WORK ORDER:
Using the data beneath, show every line that includes the word "heading".

─── PROVIDED DATA

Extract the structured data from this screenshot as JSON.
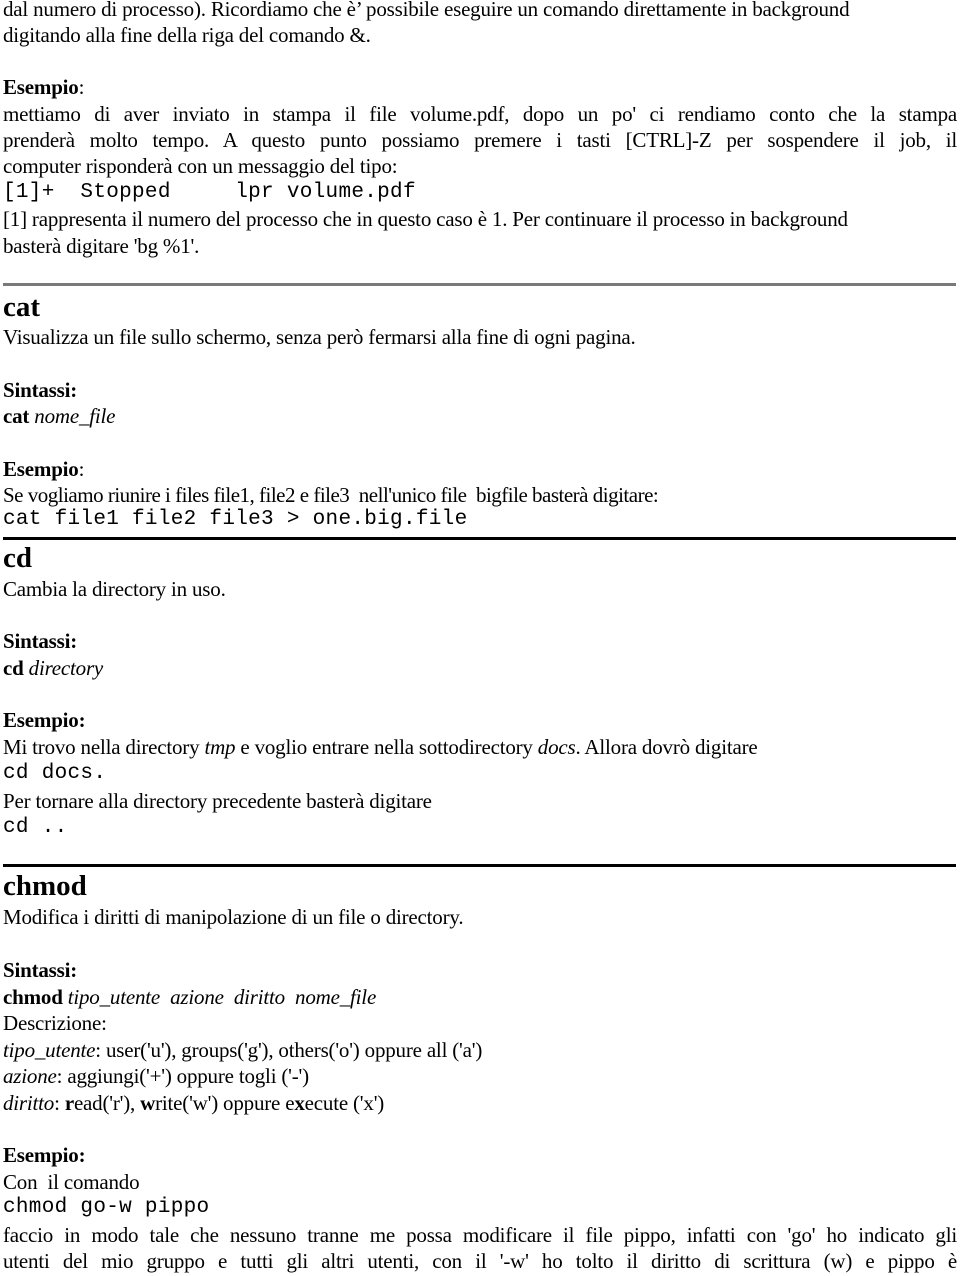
{
  "intro": {
    "line1": "dal numero di processo). Ricordiamo che è’ possibile eseguire un comando direttamente in background",
    "line2": "digitando alla fine della riga del comando &.",
    "example_label": "Esempio",
    "example_colon": ":",
    "ex_line1": "mettiamo di aver inviato in stampa il file volume.pdf, dopo un po' ci rendiamo conto che la stampa",
    "ex_line2": "prenderà molto tempo. A questo punto possiamo premere i tasti [CTRL]-Z per sospendere il job, il",
    "ex_line3": "computer risponderà con un messaggio del tipo:",
    "code": "[1]+  Stopped     lpr volume.pdf",
    "ex_line4": "[1] rappresenta il numero del processo che in questo caso è 1. Per continuare il processo in background",
    "ex_line5": "basterà digitare 'bg %1'."
  },
  "commands": {
    "cat": {
      "title": "cat",
      "description": "Visualizza un file sullo schermo, senza però fermarsi alla fine di ogni pagina.",
      "syntax_label": "Sintassi:",
      "syntax_cmd": "cat",
      "syntax_args": " nome_file",
      "example_label": "Esempio",
      "example_colon": ":",
      "example_text": "Se vogliamo riunire i files file1, file2 e file3  nell'unico file  bigfile basterà digitare:",
      "example_code": "cat file1 file2 file3 > one.big.file"
    },
    "cd": {
      "title": "cd",
      "description": "Cambia la directory in uso.",
      "syntax_label": "Sintassi:",
      "syntax_cmd": "cd",
      "syntax_args": " directory",
      "example_label": "Esempio:",
      "example_text_a": "Mi trovo nella directory ",
      "example_text_tmp": "tmp",
      "example_text_b": " e voglio entrare nella sottodirectory ",
      "example_text_docs": "docs",
      "example_text_c": ". Allora dovrò digitare",
      "example_code1": "cd docs.",
      "example_text2": "Per tornare alla directory precedente basterà digitare",
      "example_code2": "cd .."
    },
    "chmod": {
      "title": "chmod",
      "description": "Modifica i diritti di manipolazione di un file o directory.",
      "syntax_label": "Sintassi:",
      "syntax_cmd": "chmod",
      "syntax_args": " tipo_utente  azione  diritto  nome_file",
      "description_label": "Descrizione:",
      "desc_tipo_term": "tipo_utente",
      "desc_tipo_text": ": user('u'), groups('g'), others('o') oppure all ('a')",
      "desc_azione_term": "azione",
      "desc_azione_text": ": aggiungi('+') oppure togli ('-')",
      "desc_diritto_term": "diritto",
      "desc_diritto_sep": ": ",
      "desc_r_bold": "r",
      "desc_r_rest": "ead('r'), ",
      "desc_w_bold": "w",
      "desc_w_rest": "rite('w') oppure e",
      "desc_x_bold": "x",
      "desc_x_rest": "ecute ('x')",
      "example_label": "Esempio:",
      "example_text1": "Con  il comando",
      "example_code": "chmod go-w pippo",
      "example_text2": "faccio in modo tale che nessuno tranne me possa modificare il file pippo, infatti con 'go' ho indicato  gli",
      "example_text3": "utenti del mio gruppo e tutti gli altri utenti, con il '-w' ho tolto il diritto di scrittura (w) e pippo è"
    }
  }
}
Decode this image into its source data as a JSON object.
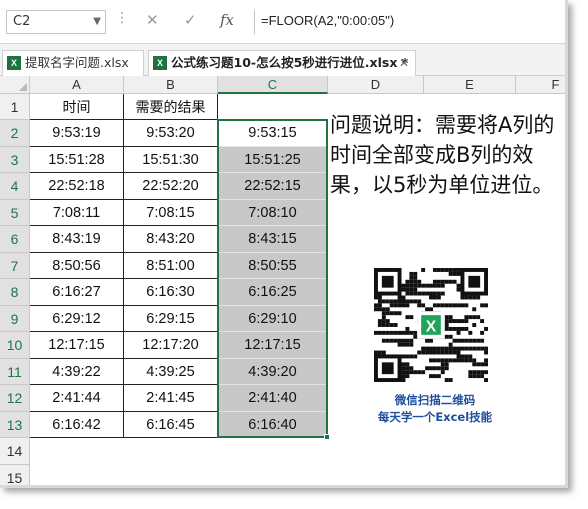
{
  "formula_bar": {
    "name_box": "C2",
    "cancel_icon": "close-icon",
    "enter_icon": "check-icon",
    "fx_label": "fx",
    "formula": "=FLOOR(A2,\"0:00:05\")"
  },
  "tabs": [
    {
      "label": "提取名字问题.xlsx",
      "active": false
    },
    {
      "label": "公式练习题10-怎么按5秒进行进位.xlsx *",
      "active": true
    }
  ],
  "columns": [
    "A",
    "B",
    "C",
    "D",
    "E",
    "F"
  ],
  "rows": [
    "1",
    "2",
    "3",
    "4",
    "5",
    "6",
    "7",
    "8",
    "9",
    "10",
    "11",
    "12",
    "13",
    "14",
    "15"
  ],
  "headers": {
    "a": "时间",
    "b": "需要的结果"
  },
  "table": [
    {
      "a": "9:53:19",
      "b": "9:53:20",
      "c": "9:53:15"
    },
    {
      "a": "15:51:28",
      "b": "15:51:30",
      "c": "15:51:25"
    },
    {
      "a": "22:52:18",
      "b": "22:52:20",
      "c": "22:52:15"
    },
    {
      "a": "7:08:11",
      "b": "7:08:15",
      "c": "7:08:10"
    },
    {
      "a": "8:43:19",
      "b": "8:43:20",
      "c": "8:43:15"
    },
    {
      "a": "8:50:56",
      "b": "8:51:00",
      "c": "8:50:55"
    },
    {
      "a": "6:16:27",
      "b": "6:16:30",
      "c": "6:16:25"
    },
    {
      "a": "6:29:12",
      "b": "6:29:15",
      "c": "6:29:10"
    },
    {
      "a": "12:17:15",
      "b": "12:17:20",
      "c": "12:17:15"
    },
    {
      "a": "4:39:22",
      "b": "4:39:25",
      "c": "4:39:20"
    },
    {
      "a": "2:41:44",
      "b": "2:41:45",
      "c": "2:41:40"
    },
    {
      "a": "6:16:42",
      "b": "6:16:45",
      "c": "6:16:40"
    }
  ],
  "note": "问题说明：需要将A列的时间全部变成B列的效果，以5秒为单位进位。",
  "qr_caption": [
    "微信扫描二维码",
    "每天学一个Excel技能"
  ],
  "colors": {
    "excel_green": "#217346",
    "selection_shade": "#c8c8c8",
    "caption_blue": "#1f4e9b"
  }
}
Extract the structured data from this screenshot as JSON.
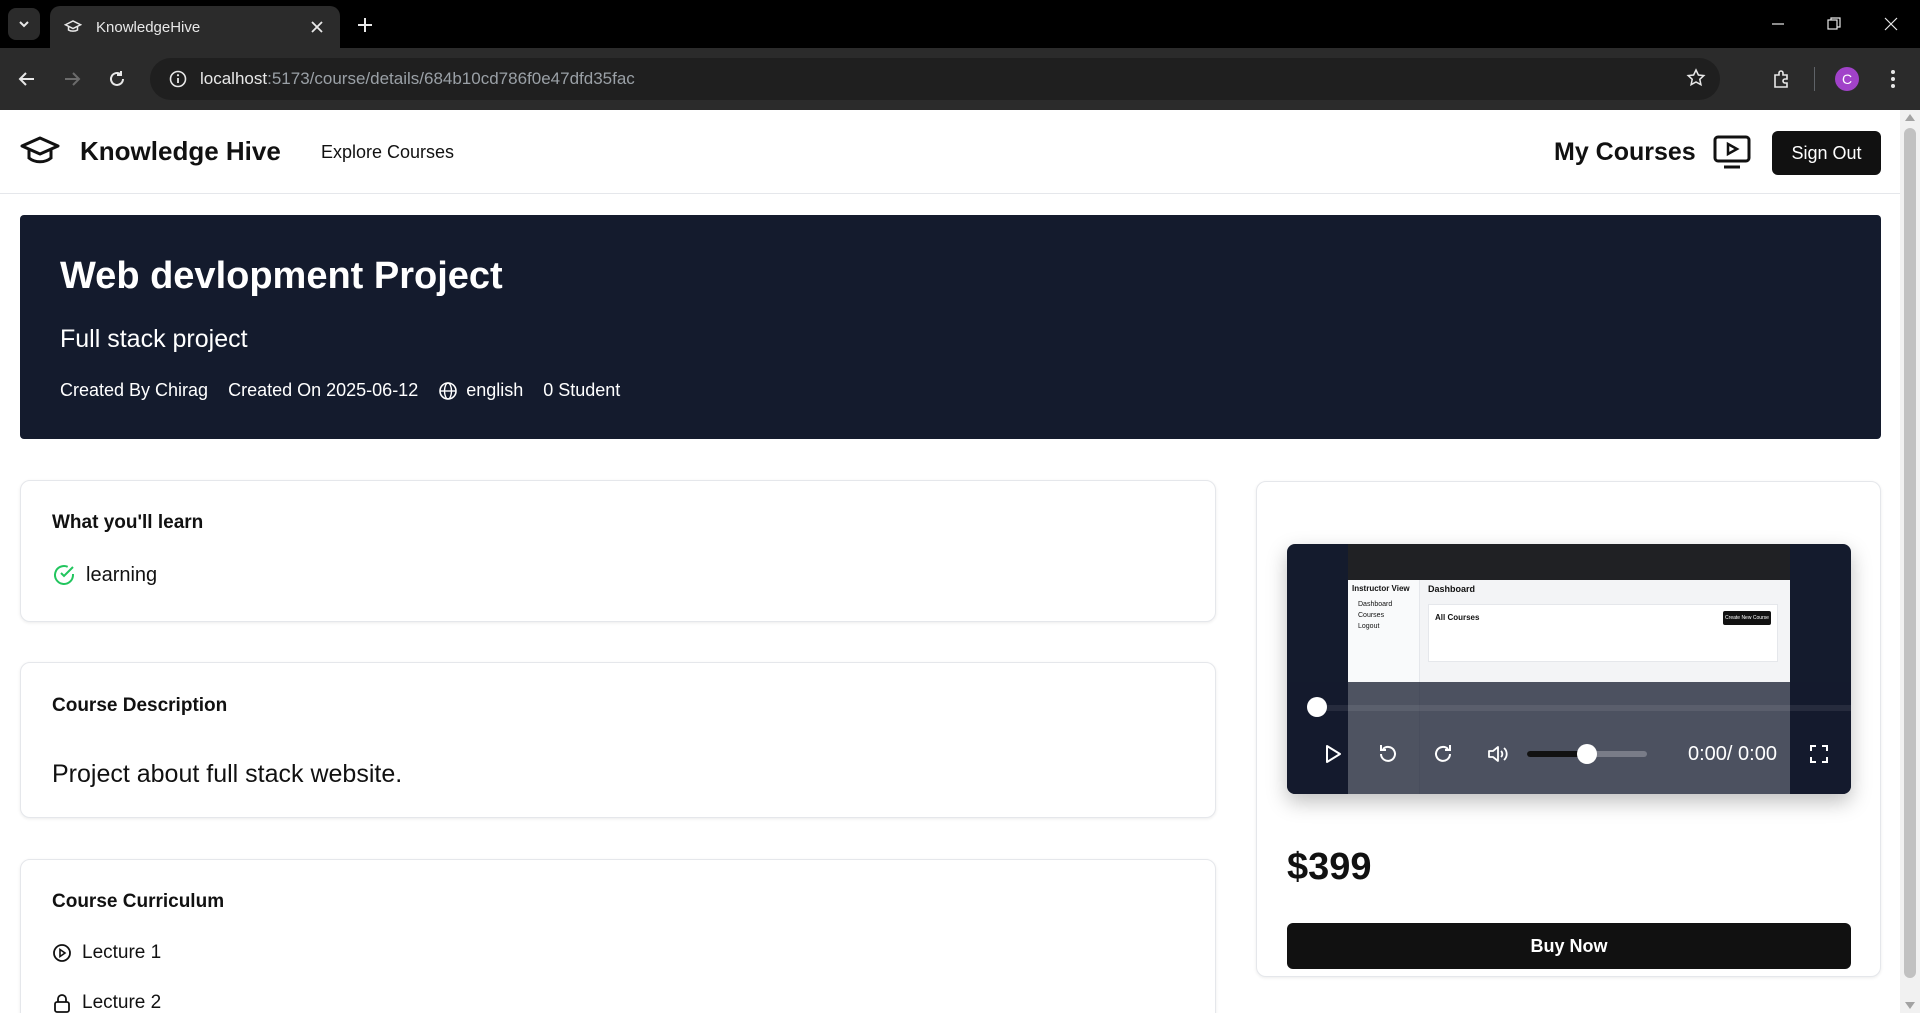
{
  "browser": {
    "tab_title": "KnowledgeHive",
    "url_host": "localhost",
    "url_path": ":5173/course/details/684b10cd786f0e47dfd35fac",
    "profile_initial": "C"
  },
  "header": {
    "brand": "Knowledge Hive",
    "explore": "Explore Courses",
    "my_courses": "My Courses",
    "sign_out": "Sign Out"
  },
  "hero": {
    "title": "Web devlopment Project",
    "subtitle": "Full stack project",
    "created_by": "Created By Chirag",
    "created_on": "Created On 2025-06-12",
    "language": "english",
    "students": "0 Student"
  },
  "learn": {
    "heading": "What you'll learn",
    "items": [
      "learning"
    ]
  },
  "description": {
    "heading": "Course Description",
    "text": "Project about full stack website."
  },
  "curriculum": {
    "heading": "Course Curriculum",
    "lectures": [
      {
        "title": "Lecture 1",
        "icon": "play-circle-icon"
      },
      {
        "title": "Lecture 2",
        "icon": "lock-icon"
      }
    ]
  },
  "preview": {
    "thumbnail": {
      "sidebar_title": "Instructor View",
      "sidebar_items": [
        "Dashboard",
        "Courses",
        "Logout"
      ],
      "main_title": "Dashboard",
      "panel_title": "All Courses",
      "panel_button": "Create New Course"
    },
    "time": "0:00/ 0:00",
    "volume_level": 0.5,
    "progress": 0
  },
  "purchase": {
    "price": "$399",
    "buy_label": "Buy Now"
  },
  "colors": {
    "hero_bg": "#141b2d",
    "accent_green": "#22c55e",
    "button_dark": "#111111"
  }
}
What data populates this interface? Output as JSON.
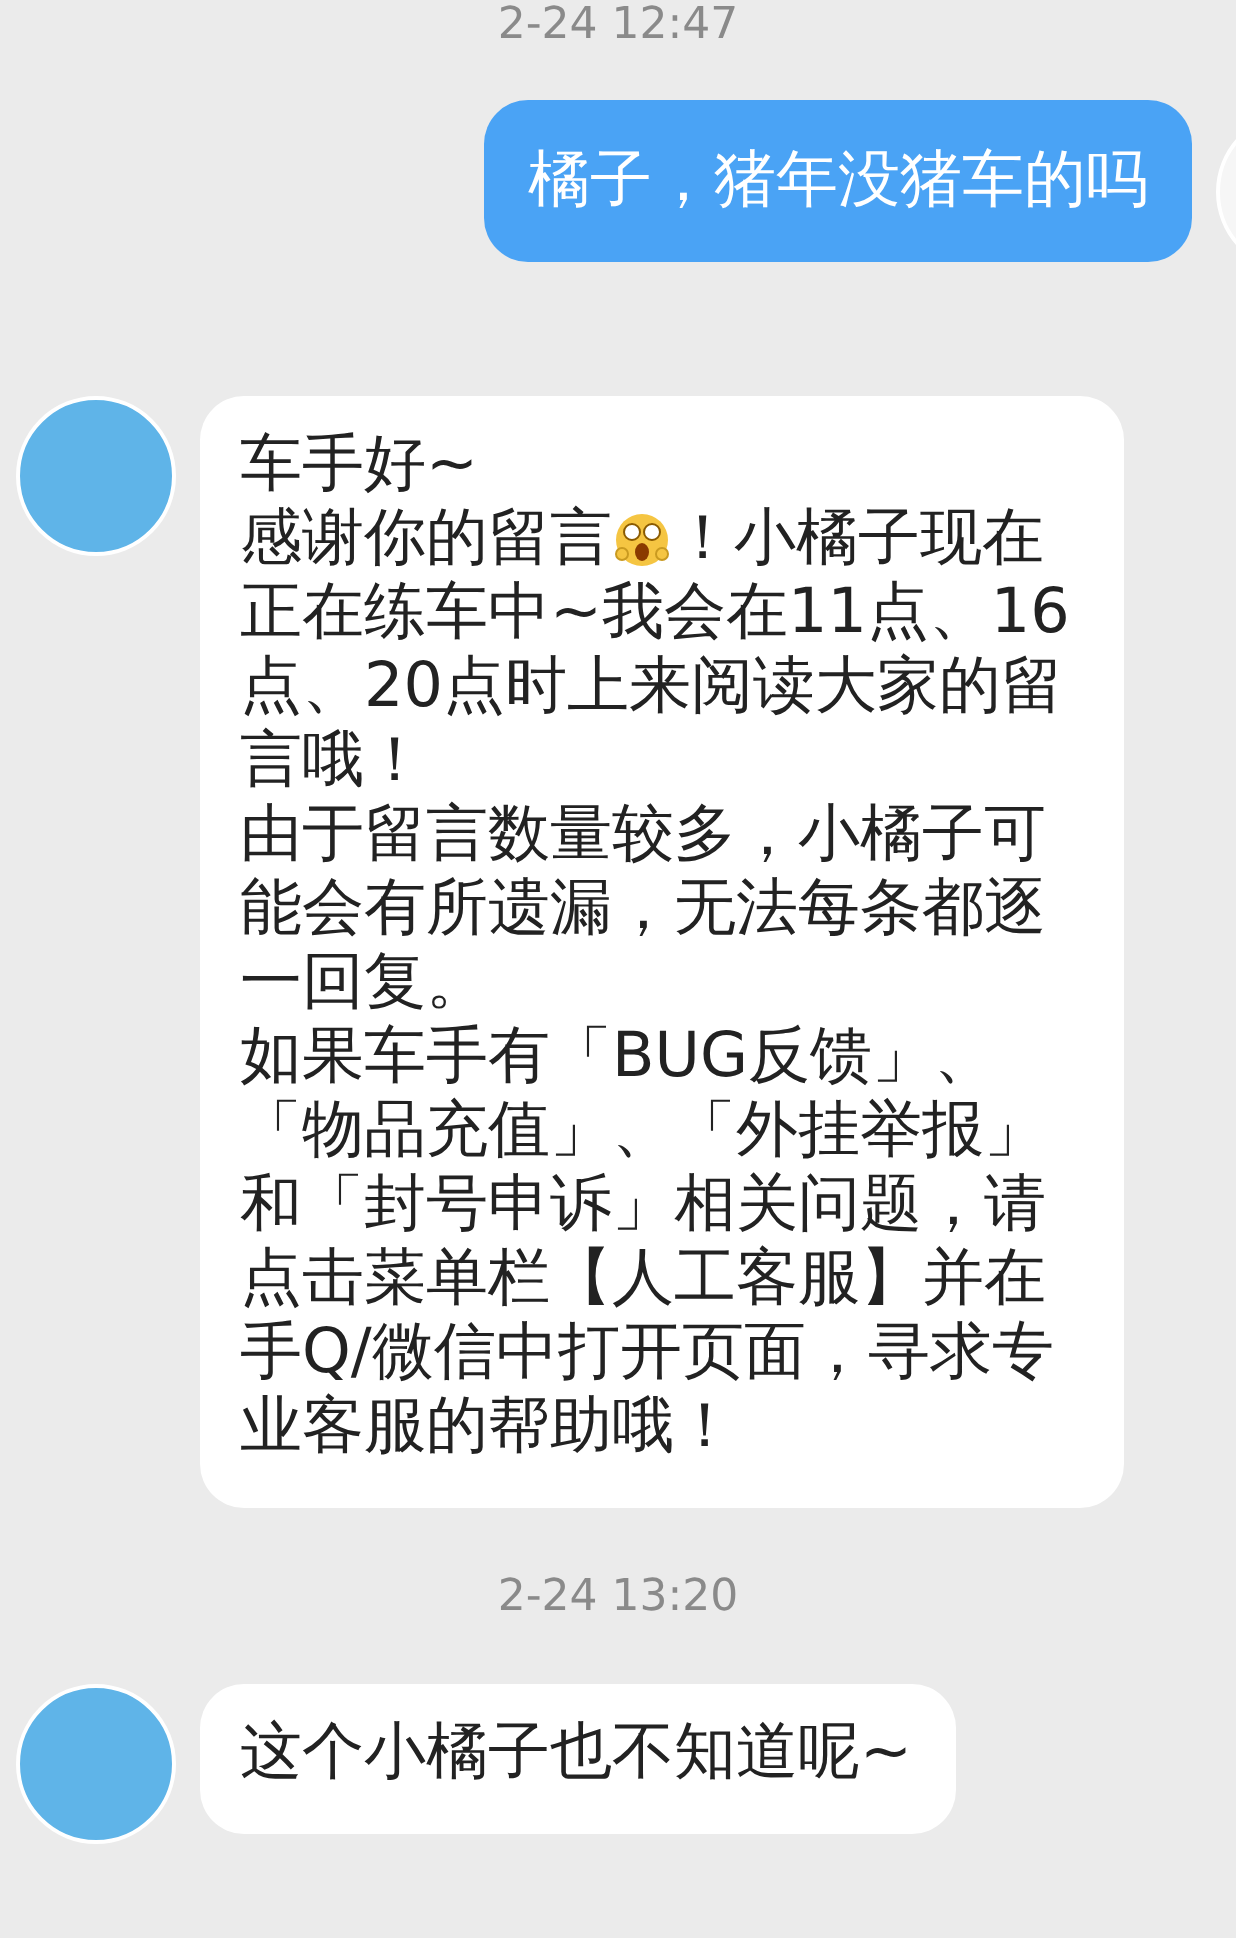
{
  "chat": [
    {
      "kind": "timestamp",
      "text": "2-24 12:47"
    },
    {
      "kind": "outgoing",
      "paragraphs": [
        [
          {
            "kind": "text",
            "text": "橘子，猪年没猪车的吗"
          }
        ]
      ]
    },
    {
      "kind": "incoming",
      "paragraphs": [
        [
          {
            "kind": "text",
            "text": "车手好~"
          }
        ],
        [
          {
            "kind": "text",
            "text": "感谢你的留言"
          },
          {
            "kind": "emoji"
          },
          {
            "kind": "text",
            "text": "！小橘子现在"
          }
        ],
        [
          {
            "kind": "text",
            "text": "正在练车中~我会在11点、16点、20点时上来阅读大家的留言哦！"
          }
        ],
        [
          {
            "kind": "text",
            "text": "由于留言数量较多，小橘子可能会有所遗漏，无法每条都逐一回复。"
          }
        ],
        [
          {
            "kind": "text",
            "text": "如果车手有「BUG反馈」、「物品充值」、「外挂举报」和「封号申诉」相关问题，请点击菜单栏【人工客服】并在手Q/微信中打开页面，寻求专业客服的帮助哦！"
          }
        ]
      ]
    },
    {
      "kind": "timestamp",
      "text": "2-24 13:20"
    },
    {
      "kind": "incoming",
      "paragraphs": [
        [
          {
            "kind": "text",
            "text": "这个小橘子也不知道呢~"
          }
        ]
      ]
    }
  ]
}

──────

REPLY:
    "heading": "What you'll learn",
    "heading": "Course Description",
    "heading": "Course Curriculum",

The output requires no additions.